A £18.5m transport plan for Southampton is to be reviewed “immediately” after the Conservatives took control of the city’s council.
The authority’s new leader, Dan Fitzhenry, said the current plans, proposed in February by the then Labour-run authority, were “not something we will be fully endorsing”, according to the BBC. The planincluded new car parks, cycle lanes and pedestrianising some streets.
Mr Fitzhenry said a bus lane in Bitterne Road West would be removed.

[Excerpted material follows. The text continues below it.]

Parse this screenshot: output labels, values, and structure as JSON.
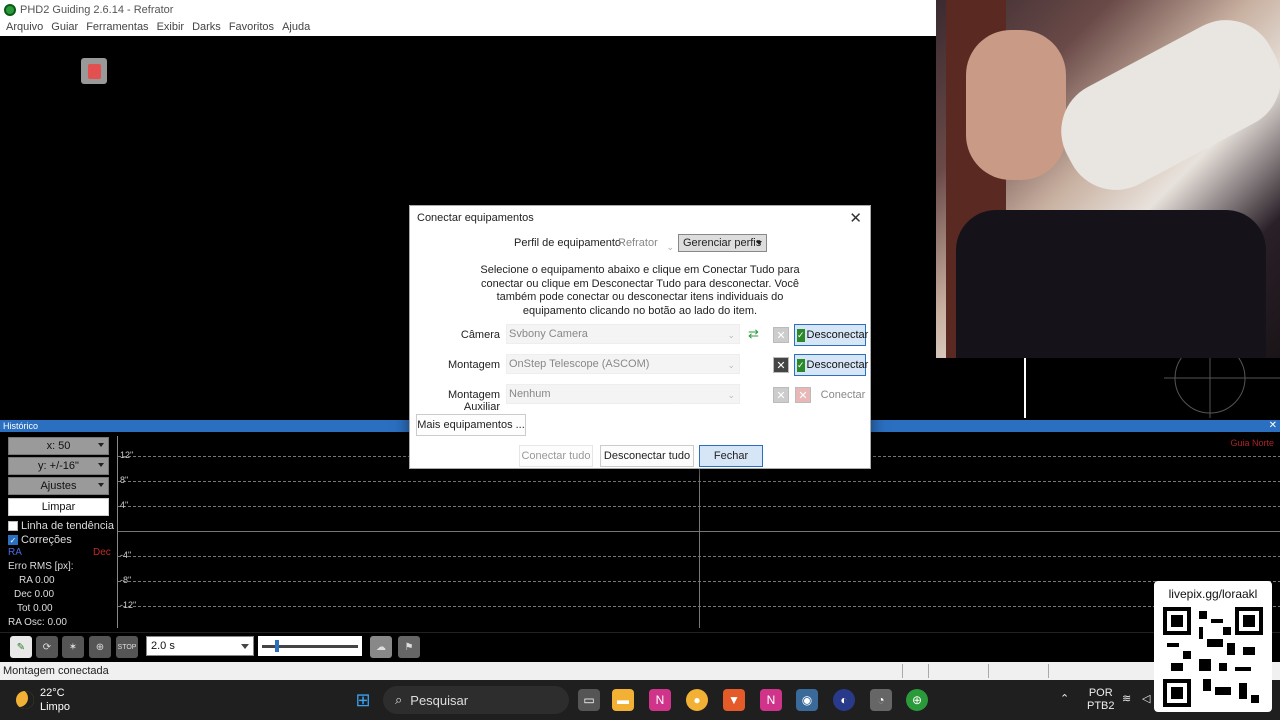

The council leader added Bedford Place, which was closed to provide seating for bars and restaurants, was set to be reopened to traffic, the Local Democracy Reporting Service said.

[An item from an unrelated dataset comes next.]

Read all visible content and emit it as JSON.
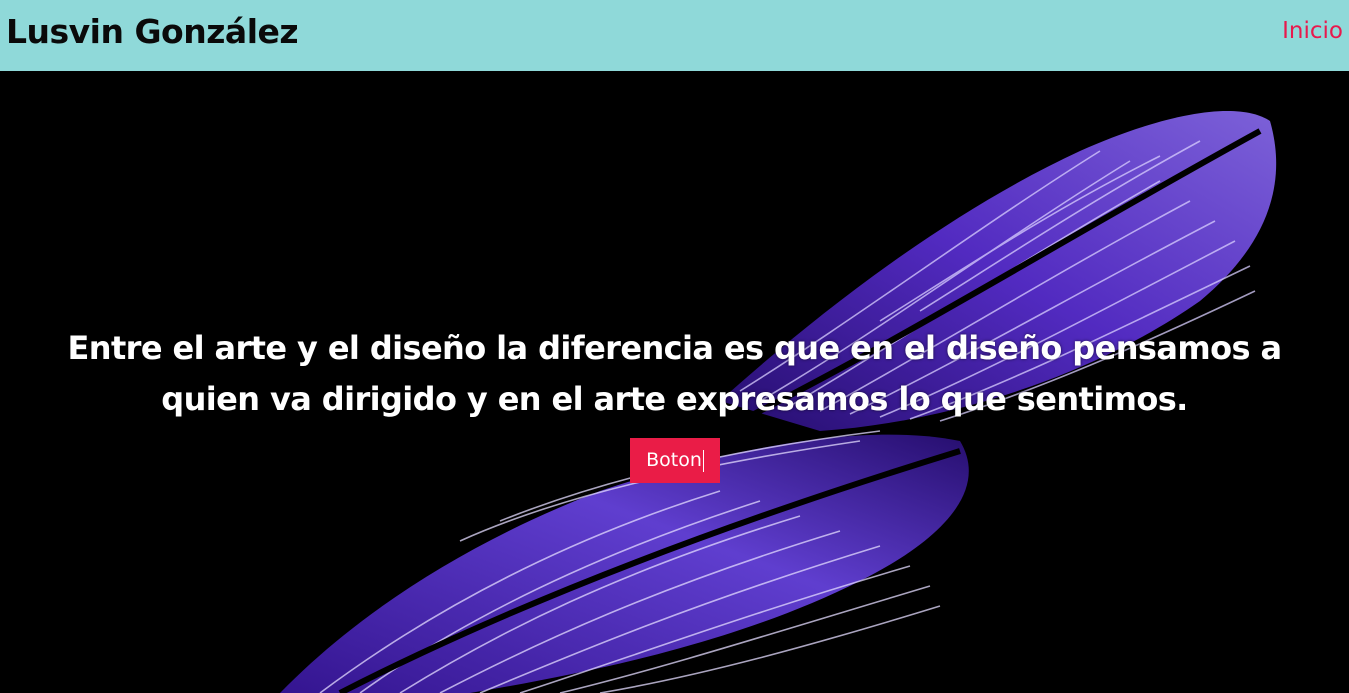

“The current transport plan as it stands – which is Labour’s transport plan – is not something that we will be fully endorsing,” he said. “The pedestrianisation, the removal of main routes into the city, those things will not be staying but we will properly analyse what’s going on and then we’ll come forward with a revised plan shortly. Low Traffic Neighbourhoods” have been introduced across many areas of the country and aim to tackle increasing traffic on minor roads.
Plans also under review by the new authority in Southampton include a new bus hub at Albion Place car park in Portland Terrace and improvements to Southampton Central Station with new crossings, more bus stops and taxi pick-up and drop-off facilities.